70: Lunch with a Facebook Friend

70: Lunch with a Facebook Friend

From Chicken Soup for the Soul: Count Your Blessings

Lunch with a Facebook Friend

The Internet is the most important single development
in the history of human communication
since the invention of call waiting.

~Dave Barry

It was a typical Tuesday morning. The alarm didn’t go off and everyone overslept. We ran out of milk, the coffeemaker overflowed and my husband stepped in the water that had cascaded onto the floor and soaked his last pair of clean socks. The printer cartridge ran out of ink while my son was assembling a history project that should have been done the night before, and the cat hacked up a hairball under the dining room table. Frankly, the day wasn’t looking very promising.

My husband squished out of the house without kissing me goodbye and, as I shooed Lewis off to school, he grabbed his iPod, but forgot to grab his lunch and his history project. I unfurled a wad of toilet paper and cleaned up the cat puke (the last of the paper towels went to mop up the coffeemaker disaster), then collected Lew’s lunch and homework and trudged to the car in my slippers. “What a stupid life,” I thought.

My daughter had left the gas tank empty and the front seat littered with Frisbees, parking tickets, and paper cups. I coasted downhill to the school and rolled into the closest gas station, where the attendant pointed out that the inspection sticker had expired. Back at home, I walked the dog, fed the damn cat, ran the dishwasher, threw in a load of laundry and took a tepid shower because all of the hot water was gone. I looked in my closet for something to wear and pulled on a white T-shirt. Then I pulled it off because it made me look fat. I tried to button up a blue button-down. Ugh. Four shirts later, I settled on a black turtleneck, paired it with my favorite black pants and searched the house for a roll of Scotch tape or a lint brush.

Normally, I don’t agonize over what to wear. But today, I was meeting a friend for lunch.

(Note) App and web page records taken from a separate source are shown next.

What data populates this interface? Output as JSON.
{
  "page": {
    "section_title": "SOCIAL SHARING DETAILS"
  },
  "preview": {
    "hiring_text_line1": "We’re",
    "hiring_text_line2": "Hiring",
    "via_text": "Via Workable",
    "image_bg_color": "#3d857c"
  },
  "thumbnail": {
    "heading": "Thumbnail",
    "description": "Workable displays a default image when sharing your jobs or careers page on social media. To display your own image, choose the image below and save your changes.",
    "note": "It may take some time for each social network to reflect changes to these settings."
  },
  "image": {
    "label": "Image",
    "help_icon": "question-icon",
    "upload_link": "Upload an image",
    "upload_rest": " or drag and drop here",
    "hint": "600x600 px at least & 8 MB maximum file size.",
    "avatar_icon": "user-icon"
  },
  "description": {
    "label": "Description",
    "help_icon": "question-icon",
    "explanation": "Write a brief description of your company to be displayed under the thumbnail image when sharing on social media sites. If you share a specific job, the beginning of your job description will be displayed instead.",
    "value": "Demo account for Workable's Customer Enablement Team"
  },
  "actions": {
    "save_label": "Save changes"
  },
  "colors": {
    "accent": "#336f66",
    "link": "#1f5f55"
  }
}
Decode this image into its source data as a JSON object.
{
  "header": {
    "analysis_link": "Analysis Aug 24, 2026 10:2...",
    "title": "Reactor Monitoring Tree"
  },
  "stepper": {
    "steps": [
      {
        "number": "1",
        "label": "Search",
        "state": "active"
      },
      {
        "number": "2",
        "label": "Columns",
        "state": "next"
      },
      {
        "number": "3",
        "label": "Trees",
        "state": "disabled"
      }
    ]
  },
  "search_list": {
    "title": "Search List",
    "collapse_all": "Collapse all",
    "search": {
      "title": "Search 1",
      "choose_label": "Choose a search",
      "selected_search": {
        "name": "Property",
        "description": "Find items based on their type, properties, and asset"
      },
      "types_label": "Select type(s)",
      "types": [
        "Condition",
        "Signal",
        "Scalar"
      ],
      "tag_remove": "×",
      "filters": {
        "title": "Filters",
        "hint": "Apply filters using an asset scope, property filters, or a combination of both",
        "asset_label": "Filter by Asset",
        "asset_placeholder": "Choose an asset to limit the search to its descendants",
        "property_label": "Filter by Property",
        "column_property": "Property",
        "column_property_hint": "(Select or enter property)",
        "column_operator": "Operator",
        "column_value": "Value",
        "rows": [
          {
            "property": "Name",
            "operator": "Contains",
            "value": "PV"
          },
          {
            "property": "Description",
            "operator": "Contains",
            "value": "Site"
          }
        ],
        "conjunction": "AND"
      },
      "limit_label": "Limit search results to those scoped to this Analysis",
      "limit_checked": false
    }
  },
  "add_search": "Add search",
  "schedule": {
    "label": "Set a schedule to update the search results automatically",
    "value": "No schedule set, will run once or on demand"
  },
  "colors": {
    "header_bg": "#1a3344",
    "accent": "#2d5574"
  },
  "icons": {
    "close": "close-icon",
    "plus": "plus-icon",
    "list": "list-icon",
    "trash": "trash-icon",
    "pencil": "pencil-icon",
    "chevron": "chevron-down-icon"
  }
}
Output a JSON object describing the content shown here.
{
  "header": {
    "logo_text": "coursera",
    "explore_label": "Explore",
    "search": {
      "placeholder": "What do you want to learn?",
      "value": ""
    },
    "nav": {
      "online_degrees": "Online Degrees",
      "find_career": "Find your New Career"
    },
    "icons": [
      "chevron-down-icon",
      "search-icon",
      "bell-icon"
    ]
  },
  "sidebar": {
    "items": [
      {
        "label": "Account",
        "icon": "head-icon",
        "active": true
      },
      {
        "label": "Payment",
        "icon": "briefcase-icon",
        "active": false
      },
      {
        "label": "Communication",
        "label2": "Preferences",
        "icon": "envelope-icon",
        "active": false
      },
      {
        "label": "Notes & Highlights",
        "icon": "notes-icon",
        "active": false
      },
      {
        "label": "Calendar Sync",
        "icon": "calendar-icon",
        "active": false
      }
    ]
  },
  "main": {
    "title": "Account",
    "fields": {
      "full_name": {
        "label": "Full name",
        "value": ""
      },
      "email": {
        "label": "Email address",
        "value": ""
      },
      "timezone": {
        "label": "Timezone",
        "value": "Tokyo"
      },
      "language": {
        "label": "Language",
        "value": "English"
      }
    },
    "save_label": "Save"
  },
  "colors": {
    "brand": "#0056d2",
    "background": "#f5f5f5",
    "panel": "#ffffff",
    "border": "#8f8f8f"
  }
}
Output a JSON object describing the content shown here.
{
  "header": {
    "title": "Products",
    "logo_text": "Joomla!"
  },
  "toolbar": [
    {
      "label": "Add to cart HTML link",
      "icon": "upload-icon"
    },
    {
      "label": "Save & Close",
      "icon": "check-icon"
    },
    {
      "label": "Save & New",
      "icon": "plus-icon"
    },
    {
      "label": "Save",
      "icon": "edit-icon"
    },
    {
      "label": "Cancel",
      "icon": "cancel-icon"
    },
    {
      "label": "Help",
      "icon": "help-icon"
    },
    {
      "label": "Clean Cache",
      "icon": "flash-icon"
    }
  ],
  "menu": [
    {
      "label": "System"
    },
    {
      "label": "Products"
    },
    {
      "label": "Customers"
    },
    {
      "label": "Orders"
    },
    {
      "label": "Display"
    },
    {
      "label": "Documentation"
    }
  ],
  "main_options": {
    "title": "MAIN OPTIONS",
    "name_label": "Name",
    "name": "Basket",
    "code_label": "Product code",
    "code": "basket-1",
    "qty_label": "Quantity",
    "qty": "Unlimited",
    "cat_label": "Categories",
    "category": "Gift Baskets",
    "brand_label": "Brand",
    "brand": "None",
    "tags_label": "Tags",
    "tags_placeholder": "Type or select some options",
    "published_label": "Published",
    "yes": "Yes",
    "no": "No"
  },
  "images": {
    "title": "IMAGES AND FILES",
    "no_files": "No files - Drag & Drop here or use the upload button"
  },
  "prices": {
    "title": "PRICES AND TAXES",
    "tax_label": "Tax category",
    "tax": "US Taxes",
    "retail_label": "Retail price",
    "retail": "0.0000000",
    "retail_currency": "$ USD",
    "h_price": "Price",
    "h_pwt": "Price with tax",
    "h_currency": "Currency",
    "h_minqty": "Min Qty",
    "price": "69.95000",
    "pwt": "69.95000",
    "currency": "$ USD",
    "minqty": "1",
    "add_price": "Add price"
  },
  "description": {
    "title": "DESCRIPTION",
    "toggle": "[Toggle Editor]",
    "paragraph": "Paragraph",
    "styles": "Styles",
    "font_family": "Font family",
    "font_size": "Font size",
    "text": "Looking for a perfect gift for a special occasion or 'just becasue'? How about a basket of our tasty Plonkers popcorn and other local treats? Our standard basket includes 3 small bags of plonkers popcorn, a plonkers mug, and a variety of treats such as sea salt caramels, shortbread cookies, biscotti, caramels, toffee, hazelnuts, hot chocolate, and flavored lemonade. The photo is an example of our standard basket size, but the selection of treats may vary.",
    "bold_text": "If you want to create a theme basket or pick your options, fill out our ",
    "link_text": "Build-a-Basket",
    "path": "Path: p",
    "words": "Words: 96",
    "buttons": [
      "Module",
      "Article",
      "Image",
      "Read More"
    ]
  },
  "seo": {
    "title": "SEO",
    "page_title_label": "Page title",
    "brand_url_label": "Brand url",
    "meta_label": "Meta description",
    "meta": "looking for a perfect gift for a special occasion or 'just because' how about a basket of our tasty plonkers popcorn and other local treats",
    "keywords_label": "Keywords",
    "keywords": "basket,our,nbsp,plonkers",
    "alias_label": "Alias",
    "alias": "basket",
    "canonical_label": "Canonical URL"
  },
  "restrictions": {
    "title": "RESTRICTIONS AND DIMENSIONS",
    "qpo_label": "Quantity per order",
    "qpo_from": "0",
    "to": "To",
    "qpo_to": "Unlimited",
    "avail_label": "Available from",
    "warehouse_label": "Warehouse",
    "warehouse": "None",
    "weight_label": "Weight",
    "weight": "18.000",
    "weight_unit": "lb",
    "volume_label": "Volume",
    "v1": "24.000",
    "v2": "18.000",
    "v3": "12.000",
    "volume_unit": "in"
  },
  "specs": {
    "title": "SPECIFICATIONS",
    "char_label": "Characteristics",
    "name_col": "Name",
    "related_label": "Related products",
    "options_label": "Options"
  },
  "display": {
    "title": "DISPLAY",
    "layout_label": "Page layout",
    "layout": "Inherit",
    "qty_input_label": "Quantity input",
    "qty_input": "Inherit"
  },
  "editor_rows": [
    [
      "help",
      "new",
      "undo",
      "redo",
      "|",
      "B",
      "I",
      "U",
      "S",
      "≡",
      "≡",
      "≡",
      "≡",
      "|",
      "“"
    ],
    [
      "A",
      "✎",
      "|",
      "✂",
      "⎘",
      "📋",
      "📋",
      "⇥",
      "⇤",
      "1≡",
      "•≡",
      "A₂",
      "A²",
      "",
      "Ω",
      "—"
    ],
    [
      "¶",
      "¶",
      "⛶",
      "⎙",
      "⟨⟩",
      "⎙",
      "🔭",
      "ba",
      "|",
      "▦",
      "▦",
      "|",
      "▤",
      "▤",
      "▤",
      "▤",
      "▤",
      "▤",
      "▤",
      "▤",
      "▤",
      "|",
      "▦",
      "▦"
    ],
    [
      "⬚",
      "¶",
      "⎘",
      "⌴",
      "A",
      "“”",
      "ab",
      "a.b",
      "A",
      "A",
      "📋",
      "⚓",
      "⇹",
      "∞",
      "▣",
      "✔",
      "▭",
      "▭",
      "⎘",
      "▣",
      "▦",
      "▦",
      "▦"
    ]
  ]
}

Actually, she’s not a real friend. She is a Facebook friend—someone who popped up on my laptop some twenty-odd years after we had attended college together in upstate New York. I signed up for Facebook a few months ago, although I realize it should probably remain the domain of the young (to quote my daughter: “Mom, old people are ruining Facebook!”). Kids have the time and technological know-how to take online quizzes, post pictures of their parties and keep the world abreast of their status—“Just ate a pint of Ben & Jerry’s!” I have stuff to do—like hunt for my car keys and try to get the cat hair off my black pants.

As I drove to the restaurant, I checked my reflection in the rear view mirror. Never do this—especially if you’re meeting someone for the first time in twenty years. Nothing will deflate your self-esteem more completely than the slightly green-tinged view of the top third of your head in direct sunlight. Ugh. As I walked into the restaurant, I hoped that my old friend looked worse. She didn’t. I saw her sitting in a corner booth and she looked terrific. Her hair was coiffed, her clothes were designer. Frankly, she looked better than she did in college. I sucked in my stomach as I walked across the dining room.

“Sorry I’m late,” I apologized. “It’s been a horrible morning.” I slid into the booth, grateful that my cat-hairy pants and the twenty pounds I had gained since 1983 were hidden.

“You look fabulous,” she lied.

“No, you do … really,” I said.

I wanted to order the turkey Reuben because I was craving comfort food, but my friend ordered a salad and I said, “Make that two.” We started to awkwardly outline the past two decades.

“What about you?” she asked, and I heard myself talking … Three kids—all doing great, a husband who can still make me laugh, occasional vacations, a house in a neighborhood that I love, and some interesting freelance work. I didn’t want to brag, so I told her about the cat puke and the coffeemaker and how I almost ran out of gas. And then I realized—it might have been a bad morning, but it’s still a pretty good life.

~Carol Band

More stories from our partners